*** Raw data

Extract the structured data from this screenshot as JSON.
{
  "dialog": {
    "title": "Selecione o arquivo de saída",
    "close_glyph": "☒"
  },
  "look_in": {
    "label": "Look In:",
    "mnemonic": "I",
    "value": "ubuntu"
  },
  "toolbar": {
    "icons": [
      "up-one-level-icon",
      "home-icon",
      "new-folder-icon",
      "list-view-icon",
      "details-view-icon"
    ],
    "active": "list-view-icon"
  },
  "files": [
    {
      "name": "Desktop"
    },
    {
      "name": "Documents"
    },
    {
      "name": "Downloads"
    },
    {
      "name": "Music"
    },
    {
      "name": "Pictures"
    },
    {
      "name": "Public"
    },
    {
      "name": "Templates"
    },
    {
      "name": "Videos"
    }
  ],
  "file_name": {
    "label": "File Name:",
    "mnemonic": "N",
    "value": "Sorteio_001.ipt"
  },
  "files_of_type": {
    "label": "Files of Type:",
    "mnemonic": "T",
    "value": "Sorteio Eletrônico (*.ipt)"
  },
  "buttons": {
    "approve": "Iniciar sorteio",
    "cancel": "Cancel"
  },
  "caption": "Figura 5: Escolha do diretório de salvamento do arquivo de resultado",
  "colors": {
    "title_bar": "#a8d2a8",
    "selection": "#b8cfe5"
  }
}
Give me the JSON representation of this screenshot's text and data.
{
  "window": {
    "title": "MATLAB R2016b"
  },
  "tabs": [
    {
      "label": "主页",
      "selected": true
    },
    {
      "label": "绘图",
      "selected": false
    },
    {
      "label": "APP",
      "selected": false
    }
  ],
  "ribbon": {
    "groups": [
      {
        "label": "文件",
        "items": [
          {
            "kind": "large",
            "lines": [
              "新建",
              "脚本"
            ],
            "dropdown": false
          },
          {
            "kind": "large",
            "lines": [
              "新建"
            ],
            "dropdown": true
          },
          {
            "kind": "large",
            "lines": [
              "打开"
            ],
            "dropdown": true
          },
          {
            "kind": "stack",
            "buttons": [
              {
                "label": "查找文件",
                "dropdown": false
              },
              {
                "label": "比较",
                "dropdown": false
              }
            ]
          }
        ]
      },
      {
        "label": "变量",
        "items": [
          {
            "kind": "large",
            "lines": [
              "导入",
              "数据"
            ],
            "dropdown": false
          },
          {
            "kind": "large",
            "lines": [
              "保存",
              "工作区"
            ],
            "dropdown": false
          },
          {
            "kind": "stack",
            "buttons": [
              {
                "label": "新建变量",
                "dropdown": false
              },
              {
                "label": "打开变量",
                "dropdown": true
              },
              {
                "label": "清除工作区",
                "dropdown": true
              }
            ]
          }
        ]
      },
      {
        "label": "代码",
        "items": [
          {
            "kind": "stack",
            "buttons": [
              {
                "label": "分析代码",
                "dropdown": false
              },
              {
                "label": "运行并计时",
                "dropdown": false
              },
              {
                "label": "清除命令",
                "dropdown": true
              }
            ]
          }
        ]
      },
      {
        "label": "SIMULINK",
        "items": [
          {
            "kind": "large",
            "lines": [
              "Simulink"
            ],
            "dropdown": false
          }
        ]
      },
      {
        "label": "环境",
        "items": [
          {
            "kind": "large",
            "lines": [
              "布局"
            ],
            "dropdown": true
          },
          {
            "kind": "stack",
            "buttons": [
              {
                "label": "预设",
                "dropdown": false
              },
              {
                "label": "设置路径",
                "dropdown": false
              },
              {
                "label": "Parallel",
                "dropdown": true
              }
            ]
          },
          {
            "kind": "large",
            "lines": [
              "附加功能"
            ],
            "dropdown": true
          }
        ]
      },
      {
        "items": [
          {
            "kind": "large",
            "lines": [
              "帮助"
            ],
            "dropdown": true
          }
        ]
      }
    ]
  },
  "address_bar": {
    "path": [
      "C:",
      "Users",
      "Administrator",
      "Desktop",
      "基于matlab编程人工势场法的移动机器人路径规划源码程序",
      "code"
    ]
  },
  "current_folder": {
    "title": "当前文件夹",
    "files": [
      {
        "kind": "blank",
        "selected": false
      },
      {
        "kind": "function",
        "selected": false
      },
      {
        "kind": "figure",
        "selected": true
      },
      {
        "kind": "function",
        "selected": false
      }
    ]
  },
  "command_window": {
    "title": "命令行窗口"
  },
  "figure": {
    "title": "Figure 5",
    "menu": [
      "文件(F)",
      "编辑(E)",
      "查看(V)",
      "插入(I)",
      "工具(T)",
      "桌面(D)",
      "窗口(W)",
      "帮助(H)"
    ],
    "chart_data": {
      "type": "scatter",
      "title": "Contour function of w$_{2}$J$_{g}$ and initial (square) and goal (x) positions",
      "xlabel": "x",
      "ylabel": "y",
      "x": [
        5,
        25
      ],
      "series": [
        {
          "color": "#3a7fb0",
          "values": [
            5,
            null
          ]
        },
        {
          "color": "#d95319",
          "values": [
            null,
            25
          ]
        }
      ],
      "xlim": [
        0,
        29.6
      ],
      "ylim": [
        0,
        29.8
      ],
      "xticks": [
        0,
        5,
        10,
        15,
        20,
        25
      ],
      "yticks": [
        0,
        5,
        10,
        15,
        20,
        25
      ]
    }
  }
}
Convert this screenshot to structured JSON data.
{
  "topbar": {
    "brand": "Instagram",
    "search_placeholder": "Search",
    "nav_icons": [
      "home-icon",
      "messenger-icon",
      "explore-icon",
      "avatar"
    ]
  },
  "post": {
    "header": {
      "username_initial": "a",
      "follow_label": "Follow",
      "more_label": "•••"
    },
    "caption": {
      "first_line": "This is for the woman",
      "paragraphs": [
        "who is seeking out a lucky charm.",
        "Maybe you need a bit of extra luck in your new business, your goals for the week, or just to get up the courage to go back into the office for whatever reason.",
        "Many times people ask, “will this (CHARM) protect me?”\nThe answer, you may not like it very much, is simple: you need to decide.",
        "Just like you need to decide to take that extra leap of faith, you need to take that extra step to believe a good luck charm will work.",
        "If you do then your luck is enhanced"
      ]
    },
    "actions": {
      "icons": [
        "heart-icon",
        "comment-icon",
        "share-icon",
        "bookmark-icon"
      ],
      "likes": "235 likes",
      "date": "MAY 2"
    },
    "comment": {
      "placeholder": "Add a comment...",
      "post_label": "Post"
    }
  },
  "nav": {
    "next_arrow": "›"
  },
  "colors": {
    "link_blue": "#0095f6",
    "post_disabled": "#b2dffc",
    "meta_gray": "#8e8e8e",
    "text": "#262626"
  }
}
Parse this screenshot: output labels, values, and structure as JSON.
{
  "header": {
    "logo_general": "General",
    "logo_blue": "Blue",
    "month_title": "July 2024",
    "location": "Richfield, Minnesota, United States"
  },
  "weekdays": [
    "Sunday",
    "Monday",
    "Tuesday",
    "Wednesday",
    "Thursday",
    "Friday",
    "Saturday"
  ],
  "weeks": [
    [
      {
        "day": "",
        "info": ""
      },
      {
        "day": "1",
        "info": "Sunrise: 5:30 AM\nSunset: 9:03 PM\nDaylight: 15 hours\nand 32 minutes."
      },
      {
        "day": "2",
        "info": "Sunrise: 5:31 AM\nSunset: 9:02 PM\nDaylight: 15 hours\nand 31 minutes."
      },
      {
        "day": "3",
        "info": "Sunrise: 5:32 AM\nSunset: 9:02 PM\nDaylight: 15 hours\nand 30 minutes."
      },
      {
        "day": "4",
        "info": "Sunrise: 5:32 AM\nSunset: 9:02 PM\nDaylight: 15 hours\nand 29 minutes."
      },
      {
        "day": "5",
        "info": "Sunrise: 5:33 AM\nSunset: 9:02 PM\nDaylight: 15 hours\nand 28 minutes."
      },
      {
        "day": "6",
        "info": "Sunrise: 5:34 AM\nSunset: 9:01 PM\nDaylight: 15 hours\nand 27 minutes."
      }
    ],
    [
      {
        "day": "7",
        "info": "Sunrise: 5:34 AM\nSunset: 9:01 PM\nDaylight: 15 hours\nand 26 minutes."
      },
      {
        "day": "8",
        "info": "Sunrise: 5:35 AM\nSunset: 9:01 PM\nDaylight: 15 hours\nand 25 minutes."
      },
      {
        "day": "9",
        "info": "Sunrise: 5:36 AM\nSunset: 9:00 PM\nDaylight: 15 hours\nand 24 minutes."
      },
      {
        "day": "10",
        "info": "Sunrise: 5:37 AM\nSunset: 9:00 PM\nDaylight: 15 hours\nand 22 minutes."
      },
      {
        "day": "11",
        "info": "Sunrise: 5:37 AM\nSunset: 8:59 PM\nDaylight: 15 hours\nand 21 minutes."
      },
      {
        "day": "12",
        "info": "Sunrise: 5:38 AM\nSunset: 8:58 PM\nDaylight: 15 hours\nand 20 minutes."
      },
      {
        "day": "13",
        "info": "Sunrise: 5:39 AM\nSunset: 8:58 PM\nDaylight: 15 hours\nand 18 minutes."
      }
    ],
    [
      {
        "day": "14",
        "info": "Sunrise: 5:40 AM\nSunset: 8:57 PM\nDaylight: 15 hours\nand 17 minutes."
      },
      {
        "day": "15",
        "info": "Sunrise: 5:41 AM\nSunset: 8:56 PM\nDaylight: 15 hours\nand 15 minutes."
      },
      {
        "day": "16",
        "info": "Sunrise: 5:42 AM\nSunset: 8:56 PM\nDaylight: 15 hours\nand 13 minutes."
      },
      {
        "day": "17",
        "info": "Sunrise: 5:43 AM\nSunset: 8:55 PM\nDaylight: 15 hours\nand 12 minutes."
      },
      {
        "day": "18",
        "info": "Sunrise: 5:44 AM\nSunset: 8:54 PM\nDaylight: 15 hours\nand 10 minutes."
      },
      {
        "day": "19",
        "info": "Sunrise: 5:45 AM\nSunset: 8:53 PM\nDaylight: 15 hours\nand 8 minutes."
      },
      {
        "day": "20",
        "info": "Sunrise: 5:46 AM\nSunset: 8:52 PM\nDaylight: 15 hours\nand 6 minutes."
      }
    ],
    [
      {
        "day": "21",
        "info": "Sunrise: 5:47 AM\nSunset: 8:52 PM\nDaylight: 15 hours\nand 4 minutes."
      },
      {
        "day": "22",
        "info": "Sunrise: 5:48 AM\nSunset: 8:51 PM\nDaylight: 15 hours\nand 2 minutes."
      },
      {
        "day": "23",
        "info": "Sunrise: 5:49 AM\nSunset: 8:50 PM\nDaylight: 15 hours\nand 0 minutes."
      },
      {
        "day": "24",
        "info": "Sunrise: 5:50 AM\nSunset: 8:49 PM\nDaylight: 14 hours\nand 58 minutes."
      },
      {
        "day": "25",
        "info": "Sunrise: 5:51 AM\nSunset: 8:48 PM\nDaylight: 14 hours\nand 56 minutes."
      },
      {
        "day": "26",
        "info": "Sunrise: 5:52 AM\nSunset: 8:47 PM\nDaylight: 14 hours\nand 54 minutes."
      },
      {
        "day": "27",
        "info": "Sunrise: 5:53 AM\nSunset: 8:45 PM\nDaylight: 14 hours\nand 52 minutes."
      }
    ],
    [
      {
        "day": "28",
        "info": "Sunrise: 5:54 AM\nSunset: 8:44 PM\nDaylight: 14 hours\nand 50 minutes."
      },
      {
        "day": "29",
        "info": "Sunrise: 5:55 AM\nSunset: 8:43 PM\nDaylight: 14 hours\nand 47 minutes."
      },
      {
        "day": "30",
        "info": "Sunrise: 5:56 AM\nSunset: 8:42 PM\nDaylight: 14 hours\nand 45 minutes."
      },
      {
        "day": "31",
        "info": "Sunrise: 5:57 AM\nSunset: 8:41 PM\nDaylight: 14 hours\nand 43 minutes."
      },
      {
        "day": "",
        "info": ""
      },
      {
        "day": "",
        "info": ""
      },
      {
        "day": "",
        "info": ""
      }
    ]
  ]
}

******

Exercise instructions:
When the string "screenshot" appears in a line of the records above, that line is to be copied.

Exercise answer:
Extract the structured data from this screenshot as JSON.
Give me the JSON representation of this screenshot's text and data.
Convert this screenshot to structured JSON data.
Parse this screenshot: output labels, values, and structure as JSON.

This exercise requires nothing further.